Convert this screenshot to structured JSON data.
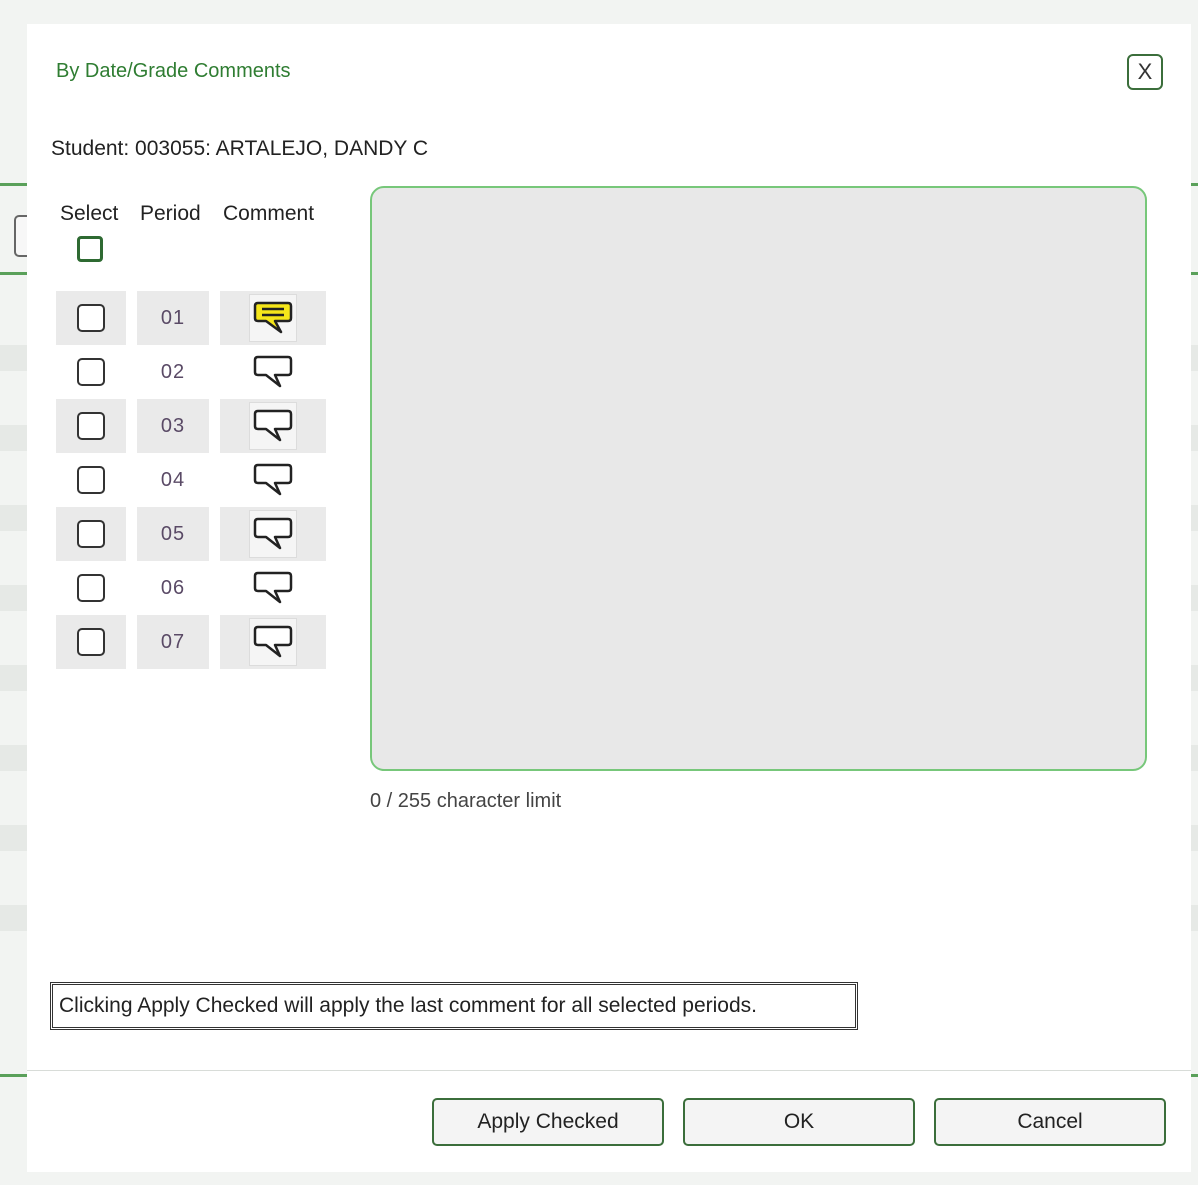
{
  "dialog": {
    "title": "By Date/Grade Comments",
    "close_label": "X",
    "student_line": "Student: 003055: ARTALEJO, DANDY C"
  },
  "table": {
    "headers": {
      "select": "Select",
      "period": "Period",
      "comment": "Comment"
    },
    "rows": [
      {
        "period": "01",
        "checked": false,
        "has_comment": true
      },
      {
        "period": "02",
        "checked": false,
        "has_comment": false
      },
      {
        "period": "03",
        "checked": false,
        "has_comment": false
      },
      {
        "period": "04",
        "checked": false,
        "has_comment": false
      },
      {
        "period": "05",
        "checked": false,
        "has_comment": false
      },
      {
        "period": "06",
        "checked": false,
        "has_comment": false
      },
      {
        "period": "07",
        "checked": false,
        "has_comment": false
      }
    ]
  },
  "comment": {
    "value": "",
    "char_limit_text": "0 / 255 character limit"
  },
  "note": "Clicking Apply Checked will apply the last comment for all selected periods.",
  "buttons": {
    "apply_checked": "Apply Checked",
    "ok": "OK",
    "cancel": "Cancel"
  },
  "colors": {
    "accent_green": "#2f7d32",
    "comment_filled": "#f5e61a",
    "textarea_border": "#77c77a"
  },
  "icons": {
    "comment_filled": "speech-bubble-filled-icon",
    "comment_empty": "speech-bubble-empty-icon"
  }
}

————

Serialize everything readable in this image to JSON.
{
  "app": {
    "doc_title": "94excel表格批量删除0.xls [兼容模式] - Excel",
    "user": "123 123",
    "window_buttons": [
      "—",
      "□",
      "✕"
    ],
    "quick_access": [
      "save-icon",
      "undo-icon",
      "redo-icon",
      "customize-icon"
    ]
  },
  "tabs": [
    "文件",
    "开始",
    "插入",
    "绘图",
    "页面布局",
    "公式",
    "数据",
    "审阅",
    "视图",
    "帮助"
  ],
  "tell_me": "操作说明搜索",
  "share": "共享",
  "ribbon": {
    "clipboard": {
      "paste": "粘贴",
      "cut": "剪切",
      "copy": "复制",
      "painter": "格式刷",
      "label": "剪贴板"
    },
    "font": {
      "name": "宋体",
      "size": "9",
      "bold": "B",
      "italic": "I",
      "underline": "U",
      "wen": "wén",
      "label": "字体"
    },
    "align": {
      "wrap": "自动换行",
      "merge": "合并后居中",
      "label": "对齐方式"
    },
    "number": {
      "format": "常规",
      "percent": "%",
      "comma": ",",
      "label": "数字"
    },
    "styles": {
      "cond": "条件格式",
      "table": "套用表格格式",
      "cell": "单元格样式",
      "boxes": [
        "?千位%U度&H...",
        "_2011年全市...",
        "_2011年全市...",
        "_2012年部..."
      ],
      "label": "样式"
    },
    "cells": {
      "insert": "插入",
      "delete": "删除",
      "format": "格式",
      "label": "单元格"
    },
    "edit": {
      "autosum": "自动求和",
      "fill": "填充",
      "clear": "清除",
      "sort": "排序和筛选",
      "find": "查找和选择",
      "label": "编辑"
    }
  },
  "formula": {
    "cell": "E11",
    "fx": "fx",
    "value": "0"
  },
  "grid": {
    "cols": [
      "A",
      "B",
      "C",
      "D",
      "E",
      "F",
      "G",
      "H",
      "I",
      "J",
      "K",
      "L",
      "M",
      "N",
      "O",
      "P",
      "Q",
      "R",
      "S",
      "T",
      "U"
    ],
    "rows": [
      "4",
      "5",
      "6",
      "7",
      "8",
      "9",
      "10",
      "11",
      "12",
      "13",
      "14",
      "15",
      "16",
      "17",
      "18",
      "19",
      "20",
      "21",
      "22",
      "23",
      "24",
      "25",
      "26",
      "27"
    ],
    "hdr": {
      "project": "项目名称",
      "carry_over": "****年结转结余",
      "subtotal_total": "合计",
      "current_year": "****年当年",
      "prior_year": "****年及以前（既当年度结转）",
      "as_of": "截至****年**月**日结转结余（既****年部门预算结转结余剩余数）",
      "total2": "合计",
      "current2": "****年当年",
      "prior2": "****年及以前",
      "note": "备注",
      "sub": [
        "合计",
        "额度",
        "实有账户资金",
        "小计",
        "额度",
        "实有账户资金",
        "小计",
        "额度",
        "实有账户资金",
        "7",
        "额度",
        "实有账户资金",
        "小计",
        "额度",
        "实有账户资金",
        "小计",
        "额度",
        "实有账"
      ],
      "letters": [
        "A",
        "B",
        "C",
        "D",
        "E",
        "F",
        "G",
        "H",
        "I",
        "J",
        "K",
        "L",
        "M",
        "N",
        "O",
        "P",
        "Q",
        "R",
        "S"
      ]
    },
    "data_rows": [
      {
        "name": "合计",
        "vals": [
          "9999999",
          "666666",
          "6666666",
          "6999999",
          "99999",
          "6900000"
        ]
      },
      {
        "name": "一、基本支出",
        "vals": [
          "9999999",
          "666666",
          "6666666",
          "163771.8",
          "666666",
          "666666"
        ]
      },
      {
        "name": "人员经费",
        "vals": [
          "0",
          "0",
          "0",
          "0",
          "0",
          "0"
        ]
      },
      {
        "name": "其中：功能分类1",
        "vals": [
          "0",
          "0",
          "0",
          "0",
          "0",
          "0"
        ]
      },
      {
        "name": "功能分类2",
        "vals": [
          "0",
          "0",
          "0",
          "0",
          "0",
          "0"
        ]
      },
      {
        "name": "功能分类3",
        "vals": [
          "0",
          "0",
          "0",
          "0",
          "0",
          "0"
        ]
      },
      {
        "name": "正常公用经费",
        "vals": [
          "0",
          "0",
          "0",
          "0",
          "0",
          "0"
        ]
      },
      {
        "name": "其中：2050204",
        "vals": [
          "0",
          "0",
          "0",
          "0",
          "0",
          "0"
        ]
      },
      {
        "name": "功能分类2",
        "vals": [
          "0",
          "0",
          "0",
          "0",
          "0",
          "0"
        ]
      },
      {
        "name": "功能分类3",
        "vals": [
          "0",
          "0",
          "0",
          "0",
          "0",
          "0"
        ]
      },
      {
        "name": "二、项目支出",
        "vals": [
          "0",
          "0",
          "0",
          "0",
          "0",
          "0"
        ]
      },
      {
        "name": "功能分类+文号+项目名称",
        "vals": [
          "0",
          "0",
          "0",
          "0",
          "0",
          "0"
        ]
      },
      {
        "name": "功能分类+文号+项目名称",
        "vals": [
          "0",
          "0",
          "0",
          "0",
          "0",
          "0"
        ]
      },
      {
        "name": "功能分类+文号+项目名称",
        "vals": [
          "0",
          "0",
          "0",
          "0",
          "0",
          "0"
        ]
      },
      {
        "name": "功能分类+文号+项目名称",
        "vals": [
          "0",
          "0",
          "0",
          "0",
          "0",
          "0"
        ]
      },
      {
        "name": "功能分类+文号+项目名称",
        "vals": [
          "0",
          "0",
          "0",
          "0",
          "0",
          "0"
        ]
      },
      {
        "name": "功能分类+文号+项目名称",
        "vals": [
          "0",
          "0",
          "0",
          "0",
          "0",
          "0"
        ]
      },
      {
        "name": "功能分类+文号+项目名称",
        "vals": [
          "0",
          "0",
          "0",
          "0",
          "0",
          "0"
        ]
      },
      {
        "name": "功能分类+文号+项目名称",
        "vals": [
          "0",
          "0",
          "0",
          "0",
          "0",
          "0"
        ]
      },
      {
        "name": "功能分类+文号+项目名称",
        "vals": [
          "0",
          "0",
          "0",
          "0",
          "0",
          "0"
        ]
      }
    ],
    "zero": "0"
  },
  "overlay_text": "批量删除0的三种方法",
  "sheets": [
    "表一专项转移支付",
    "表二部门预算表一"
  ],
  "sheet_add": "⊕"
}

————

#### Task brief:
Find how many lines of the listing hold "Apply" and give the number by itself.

#### Solution for this problem:
2